energy, what's your reaction to sna? >> we had four trillion deficits in a row. he just got a lot of revenue. he's going to get a lot of spending cuts. we ought to get serious now and redistribute those in a more rational way. but talking about, you know, aggressive new spending right now is not likely to get a favorable hearing in congress. the votes aren't there for it. and they shouldn't be until we have serious deficit reduction and until the president will talk about where the real problem is. that's entitlements. we're willing to do that. he hasn't been. >> what if we don't fix entitlements? what if there's no plan? what's the downside risk? >> well, tremendous downside risk. remember, the sequester is just one thing. you have the continuing resolution coming up which is all government spending. some time after that between mid-may and the first of august, you've got the debt ceiling. i think those things are going to involve some serious discussion about long-term entitlement spending. we're at the table. we've passed the ryan budget twice. we'll pass another very aggressiv

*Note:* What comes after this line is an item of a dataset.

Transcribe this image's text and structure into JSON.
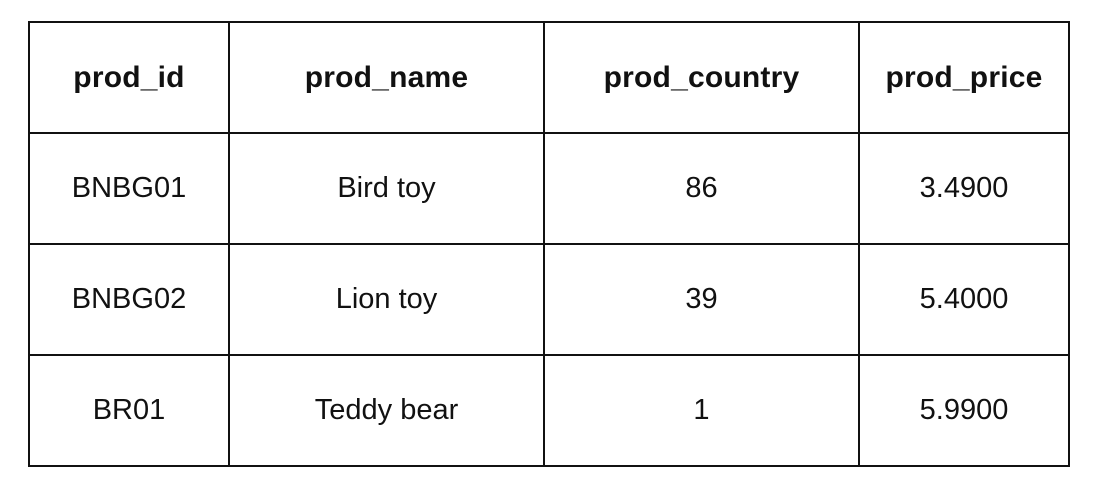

's also, we expect, going to talk about infrastructure, manufacturing, energy and education and making investments that is spending in all of those. we'll hear some of his ideas on the sequester and the debt crunch facing the united states and also, of course, those social issues that are going to be so important. guns and immigration. they are going to draw a lot of attention in this speech tonight and one thing to look for here, maria, apple ceo tim cook is expected to be sitting in the first lady's box tonight as a guest of the first family and one undercation we may hear of insourcing of jobs which is something apple has received notice for recently and trying to bring some of the manufacturing jobs back from overseas to the united states, maria. >> all right. thank you so much. as we contemplate what the president may or may not include in the speech tonight we want to know what wall street wants to hear that could send stocks to an all-time high this week or lower. joining us now to break that down, cnbc contributor rich bernstein and anthony chan of chase wealth management. good

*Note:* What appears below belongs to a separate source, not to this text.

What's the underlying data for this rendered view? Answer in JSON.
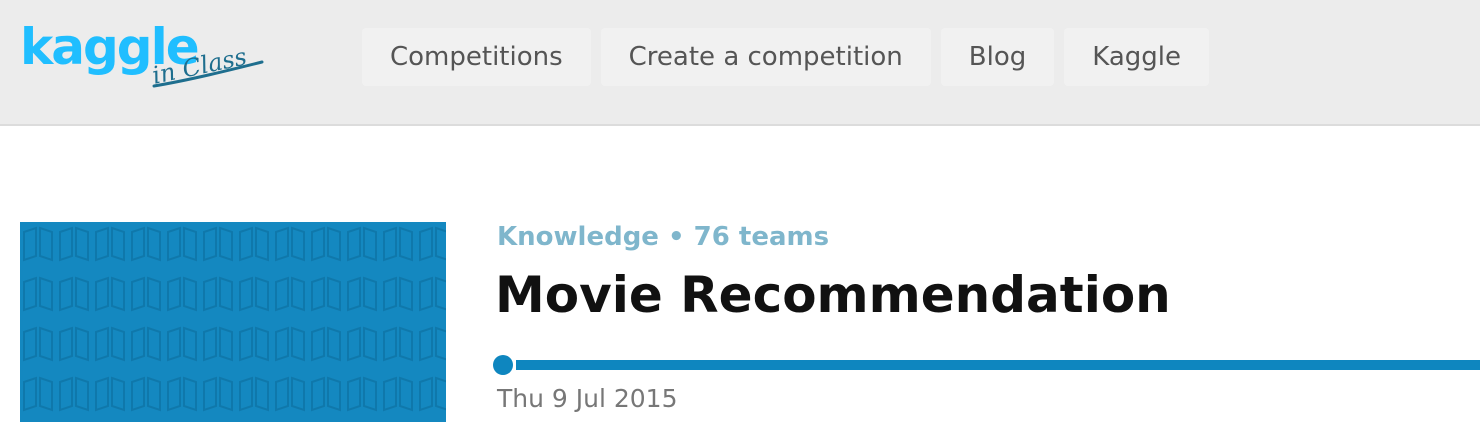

.industrials, too, energy, too. we want to see that kind of activity. >> buy japan. we talk about it week after week. buy japan on a heblged basis if you can find it that way. look at the jobs number. the fed, the new fed is the employment report, and the ability to most markets. if you get 190 or 200,000 on march 1st, two weeks from tomorrow, that's the february jobs number, you're going to see the market lift. you want to see profits, production. you want to see personal income, and you want to see politics. that's one thing that could stall the market if you've got a fiscal sequestration. >> why are you so hot on japan? i know japan has rallied so much? why do you think it's going to continue? >> mr. shirakawa will leave room for mr. abe to put in a person that will gradually weaken the yen and stimulate the economy and get it the into inflation of a 2% target. we like the japanese exporters. they don't want to get the other countries upset with them. >> right. >> and come after them for a better thy neighbor's policy. our view is the yen which is 93 now can go to 100. these stocks have another 2
Search Results 0 to 3 of about 4